WHAT TO WORK ON –
Search the records for the string "content" and return each line that has it.

Entries from a dataset of interfaces –
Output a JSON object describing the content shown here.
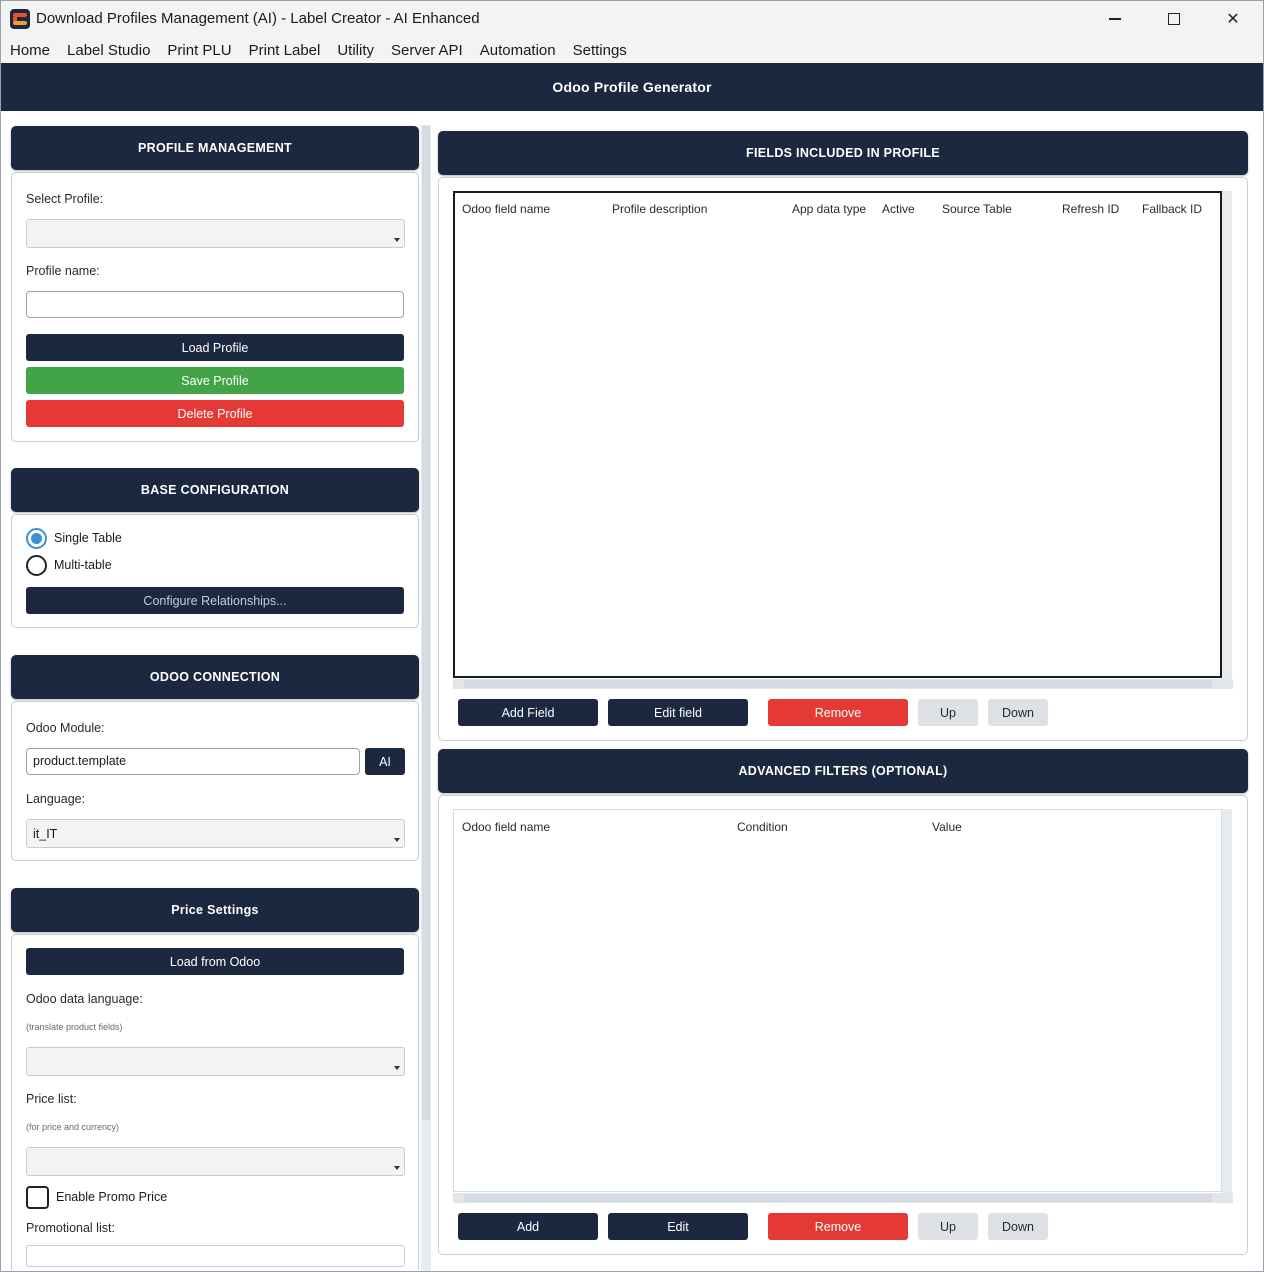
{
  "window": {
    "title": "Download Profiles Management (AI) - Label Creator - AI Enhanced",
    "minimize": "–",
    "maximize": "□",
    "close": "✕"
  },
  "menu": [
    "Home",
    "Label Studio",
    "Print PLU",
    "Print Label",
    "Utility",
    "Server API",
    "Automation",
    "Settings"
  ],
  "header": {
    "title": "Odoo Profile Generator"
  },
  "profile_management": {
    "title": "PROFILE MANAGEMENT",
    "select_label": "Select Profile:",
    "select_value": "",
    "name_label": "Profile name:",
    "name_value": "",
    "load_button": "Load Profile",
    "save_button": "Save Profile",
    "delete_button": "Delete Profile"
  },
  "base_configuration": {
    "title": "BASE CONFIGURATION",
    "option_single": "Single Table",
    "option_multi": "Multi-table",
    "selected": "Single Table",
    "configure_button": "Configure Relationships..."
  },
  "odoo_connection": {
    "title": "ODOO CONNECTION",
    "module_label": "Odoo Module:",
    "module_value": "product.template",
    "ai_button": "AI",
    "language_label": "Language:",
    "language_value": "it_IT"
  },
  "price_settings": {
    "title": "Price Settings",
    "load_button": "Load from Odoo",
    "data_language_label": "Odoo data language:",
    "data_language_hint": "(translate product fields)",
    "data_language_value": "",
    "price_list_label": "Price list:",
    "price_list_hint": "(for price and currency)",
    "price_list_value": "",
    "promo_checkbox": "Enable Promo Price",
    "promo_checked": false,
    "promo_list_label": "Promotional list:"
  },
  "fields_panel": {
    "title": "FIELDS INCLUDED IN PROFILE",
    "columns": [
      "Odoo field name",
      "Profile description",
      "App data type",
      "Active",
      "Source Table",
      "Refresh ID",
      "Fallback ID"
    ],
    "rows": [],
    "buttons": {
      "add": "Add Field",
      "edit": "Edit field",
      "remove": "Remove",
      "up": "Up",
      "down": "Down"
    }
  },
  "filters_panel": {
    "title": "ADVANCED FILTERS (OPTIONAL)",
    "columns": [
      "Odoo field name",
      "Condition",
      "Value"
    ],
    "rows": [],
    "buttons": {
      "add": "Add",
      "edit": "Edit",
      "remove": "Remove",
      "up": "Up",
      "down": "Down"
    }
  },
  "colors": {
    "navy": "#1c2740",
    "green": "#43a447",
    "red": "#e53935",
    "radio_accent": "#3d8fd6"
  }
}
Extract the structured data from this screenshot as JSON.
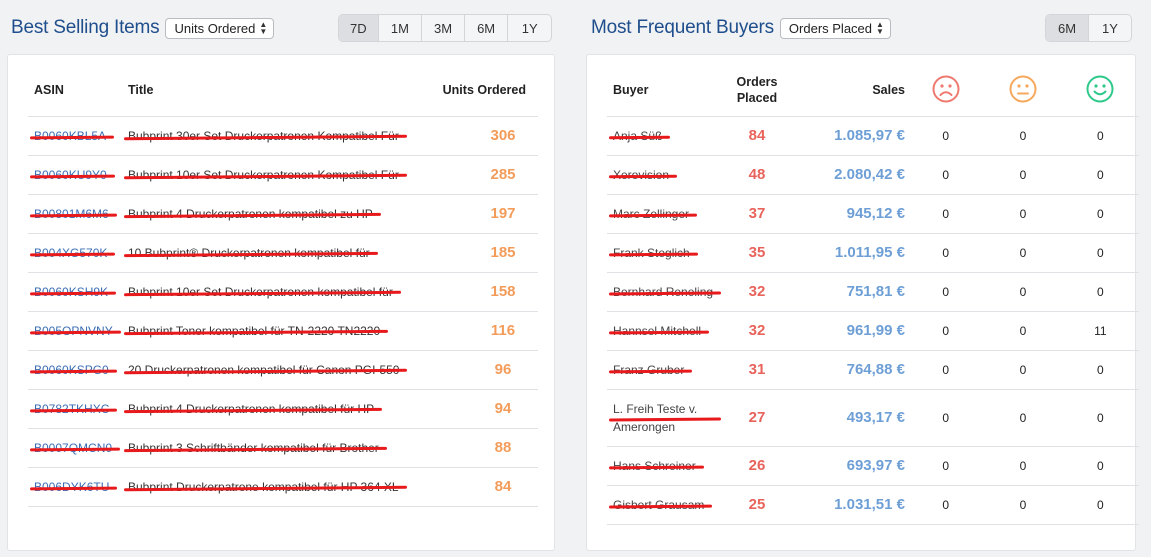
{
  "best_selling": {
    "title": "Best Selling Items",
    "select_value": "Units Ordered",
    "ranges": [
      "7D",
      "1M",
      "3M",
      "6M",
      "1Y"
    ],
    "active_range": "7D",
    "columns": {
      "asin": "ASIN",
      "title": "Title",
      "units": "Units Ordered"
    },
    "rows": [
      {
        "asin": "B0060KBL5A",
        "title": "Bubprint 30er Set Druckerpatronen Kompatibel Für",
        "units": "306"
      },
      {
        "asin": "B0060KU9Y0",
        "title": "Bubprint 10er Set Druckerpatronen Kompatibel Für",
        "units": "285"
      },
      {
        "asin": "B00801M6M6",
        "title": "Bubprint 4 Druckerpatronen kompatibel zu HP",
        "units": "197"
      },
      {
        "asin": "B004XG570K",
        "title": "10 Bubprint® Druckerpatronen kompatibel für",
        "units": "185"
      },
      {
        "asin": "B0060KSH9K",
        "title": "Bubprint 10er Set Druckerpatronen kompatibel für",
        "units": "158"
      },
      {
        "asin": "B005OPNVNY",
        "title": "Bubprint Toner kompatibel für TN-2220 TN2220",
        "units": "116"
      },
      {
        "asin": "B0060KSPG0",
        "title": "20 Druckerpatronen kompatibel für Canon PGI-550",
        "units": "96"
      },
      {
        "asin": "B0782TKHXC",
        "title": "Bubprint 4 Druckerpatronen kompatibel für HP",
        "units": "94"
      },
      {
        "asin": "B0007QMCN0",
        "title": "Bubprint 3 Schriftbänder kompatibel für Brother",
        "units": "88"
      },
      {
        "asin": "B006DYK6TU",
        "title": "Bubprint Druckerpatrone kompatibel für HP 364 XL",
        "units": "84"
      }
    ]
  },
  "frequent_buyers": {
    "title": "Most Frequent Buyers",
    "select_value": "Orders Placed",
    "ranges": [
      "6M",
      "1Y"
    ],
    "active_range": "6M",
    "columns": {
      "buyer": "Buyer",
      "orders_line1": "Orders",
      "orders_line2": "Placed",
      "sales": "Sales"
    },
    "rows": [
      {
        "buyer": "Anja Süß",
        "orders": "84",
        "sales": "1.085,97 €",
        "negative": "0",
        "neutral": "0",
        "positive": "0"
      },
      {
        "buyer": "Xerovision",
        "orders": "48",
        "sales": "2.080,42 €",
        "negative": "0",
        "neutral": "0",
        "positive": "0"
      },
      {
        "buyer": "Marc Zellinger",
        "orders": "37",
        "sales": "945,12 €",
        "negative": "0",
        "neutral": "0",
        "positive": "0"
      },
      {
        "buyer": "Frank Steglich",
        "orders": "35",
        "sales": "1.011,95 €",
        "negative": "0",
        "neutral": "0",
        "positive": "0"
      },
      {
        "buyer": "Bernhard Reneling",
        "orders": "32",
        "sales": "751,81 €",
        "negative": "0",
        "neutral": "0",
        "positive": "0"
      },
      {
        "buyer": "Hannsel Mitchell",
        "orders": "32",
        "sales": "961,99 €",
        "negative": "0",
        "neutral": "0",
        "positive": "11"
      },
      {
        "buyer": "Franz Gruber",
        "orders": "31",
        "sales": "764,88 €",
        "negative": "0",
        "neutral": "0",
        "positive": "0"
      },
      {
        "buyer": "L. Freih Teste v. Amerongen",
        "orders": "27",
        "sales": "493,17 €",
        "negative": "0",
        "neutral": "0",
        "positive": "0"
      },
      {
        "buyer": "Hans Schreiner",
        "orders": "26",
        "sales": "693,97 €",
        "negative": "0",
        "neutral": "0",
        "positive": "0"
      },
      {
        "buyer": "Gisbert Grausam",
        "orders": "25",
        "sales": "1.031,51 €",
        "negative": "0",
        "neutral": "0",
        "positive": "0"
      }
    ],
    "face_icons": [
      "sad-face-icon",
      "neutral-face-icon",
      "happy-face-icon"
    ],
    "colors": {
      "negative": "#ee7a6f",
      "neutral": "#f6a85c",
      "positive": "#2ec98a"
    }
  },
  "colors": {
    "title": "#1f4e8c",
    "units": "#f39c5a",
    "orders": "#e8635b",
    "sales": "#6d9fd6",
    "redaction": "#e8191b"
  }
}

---

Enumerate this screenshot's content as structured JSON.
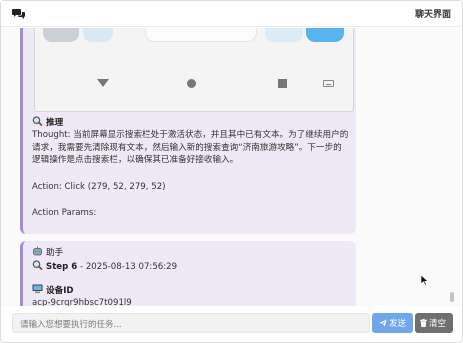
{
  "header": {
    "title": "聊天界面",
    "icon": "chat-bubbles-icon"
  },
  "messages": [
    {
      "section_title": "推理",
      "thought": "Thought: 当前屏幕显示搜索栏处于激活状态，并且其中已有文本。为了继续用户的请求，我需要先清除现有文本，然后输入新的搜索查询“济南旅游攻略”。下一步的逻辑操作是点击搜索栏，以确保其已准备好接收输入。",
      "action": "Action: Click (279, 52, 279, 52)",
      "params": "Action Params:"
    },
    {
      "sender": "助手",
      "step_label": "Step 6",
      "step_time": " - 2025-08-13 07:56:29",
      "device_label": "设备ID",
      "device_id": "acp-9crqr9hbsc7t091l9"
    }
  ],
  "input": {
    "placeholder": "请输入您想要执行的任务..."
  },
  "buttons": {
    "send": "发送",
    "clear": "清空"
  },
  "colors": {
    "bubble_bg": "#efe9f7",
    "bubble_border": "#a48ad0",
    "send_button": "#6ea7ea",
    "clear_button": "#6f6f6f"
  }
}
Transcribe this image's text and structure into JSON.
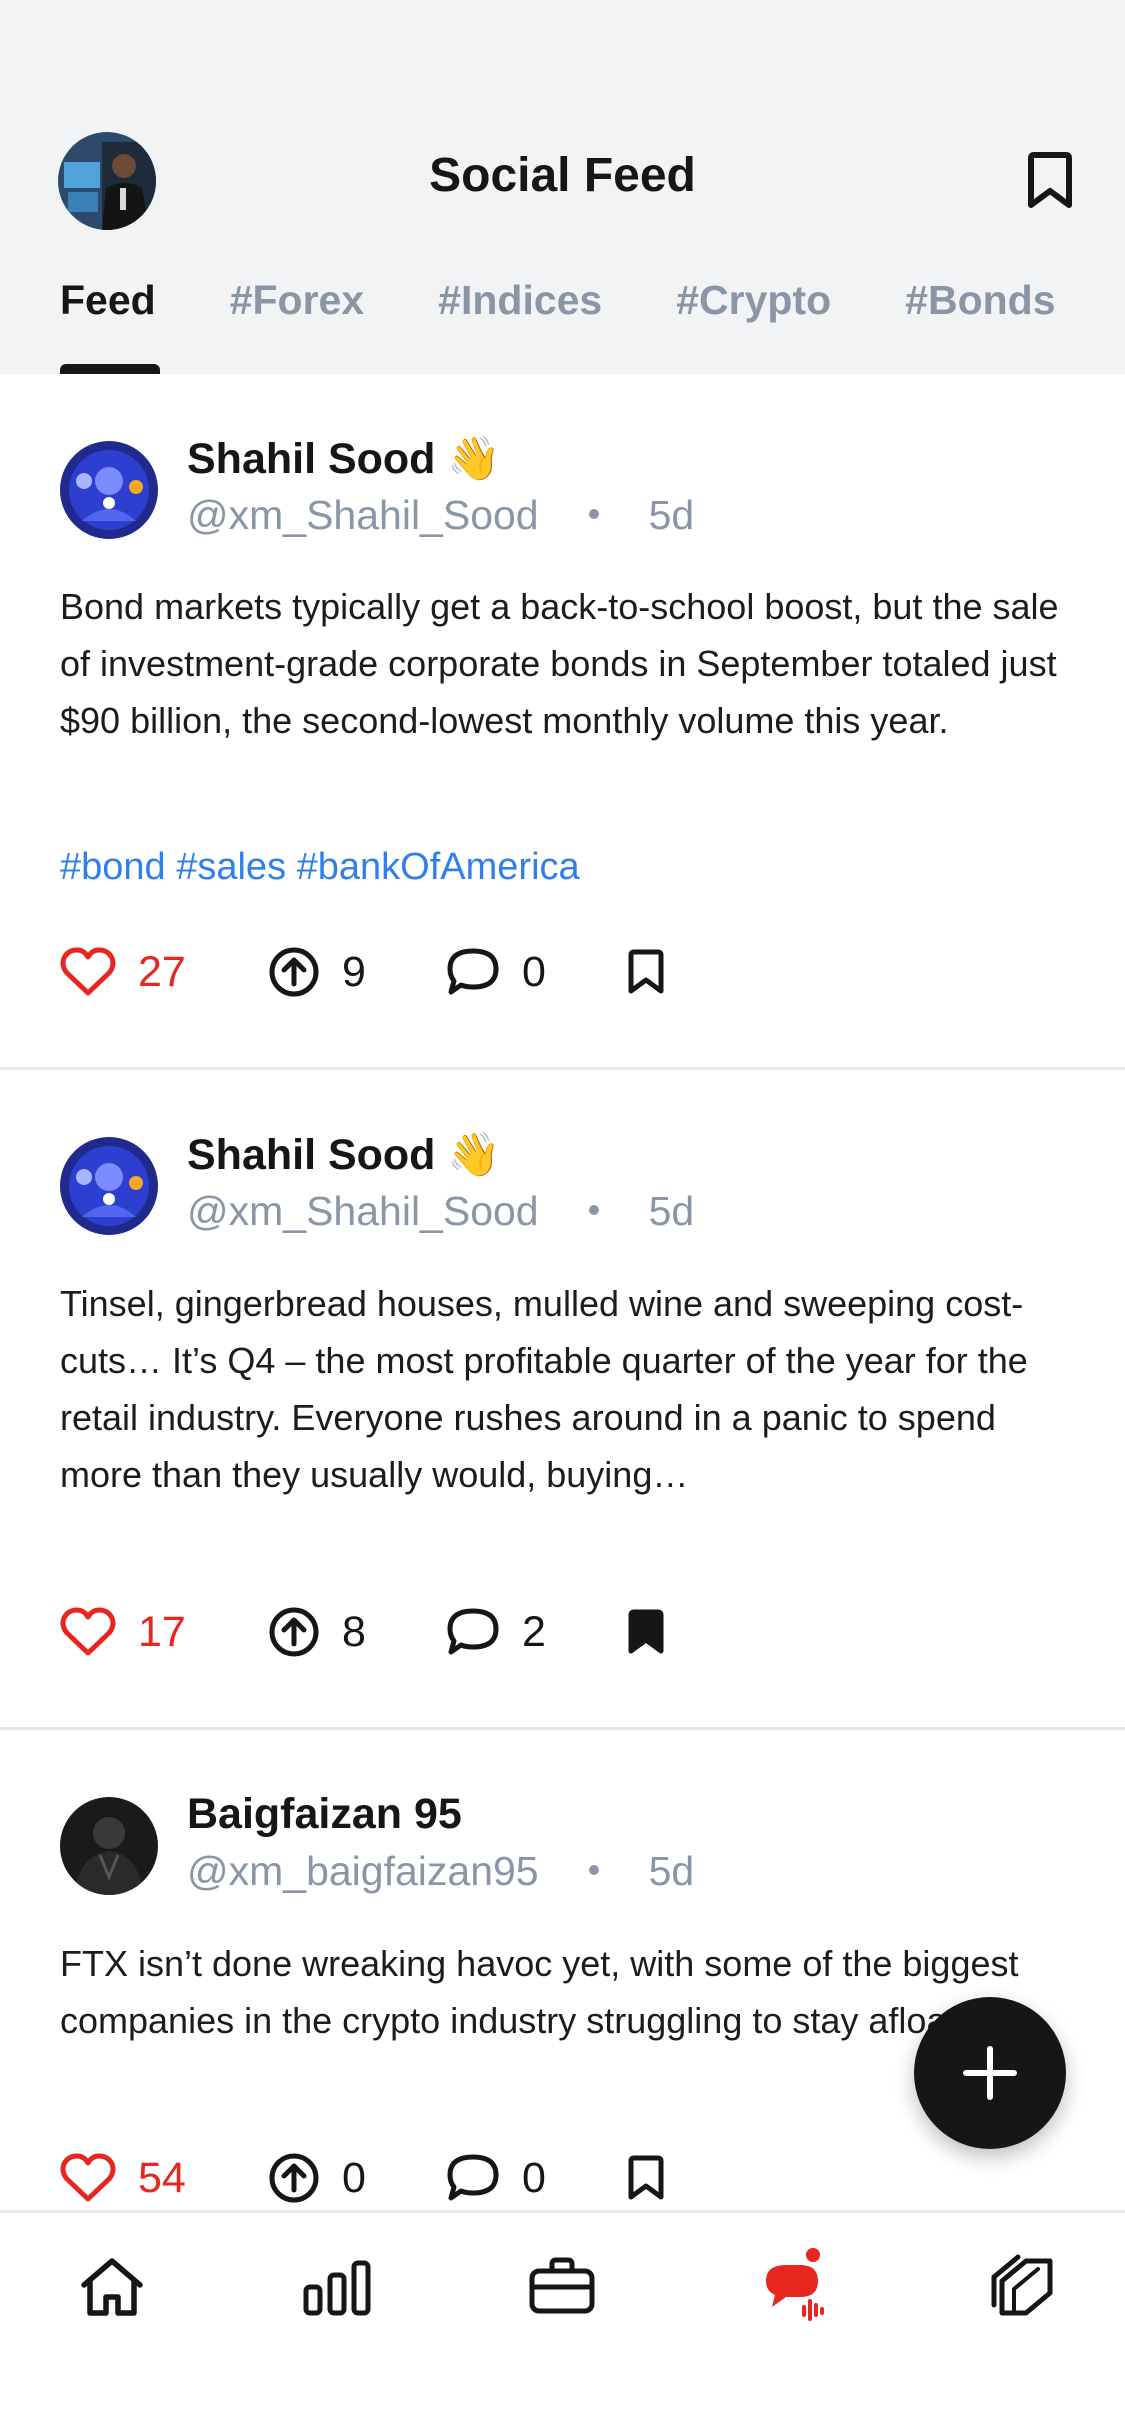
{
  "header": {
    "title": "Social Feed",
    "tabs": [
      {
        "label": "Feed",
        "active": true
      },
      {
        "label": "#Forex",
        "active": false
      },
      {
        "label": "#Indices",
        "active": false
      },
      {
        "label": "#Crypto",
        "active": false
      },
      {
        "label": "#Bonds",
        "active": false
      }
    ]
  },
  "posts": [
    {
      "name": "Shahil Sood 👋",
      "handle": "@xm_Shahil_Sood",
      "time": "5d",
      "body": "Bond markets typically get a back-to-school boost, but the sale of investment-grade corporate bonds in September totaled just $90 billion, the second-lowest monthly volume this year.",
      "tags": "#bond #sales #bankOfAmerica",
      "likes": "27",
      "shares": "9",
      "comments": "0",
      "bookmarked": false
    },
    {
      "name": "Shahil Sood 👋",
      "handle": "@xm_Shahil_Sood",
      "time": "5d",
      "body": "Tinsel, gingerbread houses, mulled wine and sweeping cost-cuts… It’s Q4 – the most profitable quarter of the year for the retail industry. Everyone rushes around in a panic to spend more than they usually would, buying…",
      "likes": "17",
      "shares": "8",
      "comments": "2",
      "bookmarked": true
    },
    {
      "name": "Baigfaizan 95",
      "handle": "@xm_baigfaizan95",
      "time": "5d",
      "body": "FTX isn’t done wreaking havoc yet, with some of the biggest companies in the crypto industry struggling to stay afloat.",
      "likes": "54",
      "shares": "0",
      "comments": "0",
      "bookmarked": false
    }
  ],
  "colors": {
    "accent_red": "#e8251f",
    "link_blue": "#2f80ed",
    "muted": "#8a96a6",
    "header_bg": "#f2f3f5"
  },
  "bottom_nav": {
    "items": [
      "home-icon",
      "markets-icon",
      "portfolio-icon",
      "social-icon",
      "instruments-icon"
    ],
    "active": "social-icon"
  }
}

YOUR SOLUTION –
Output a JSON object describing the content shown here.
Enumerate this screenshot's content as structured JSON.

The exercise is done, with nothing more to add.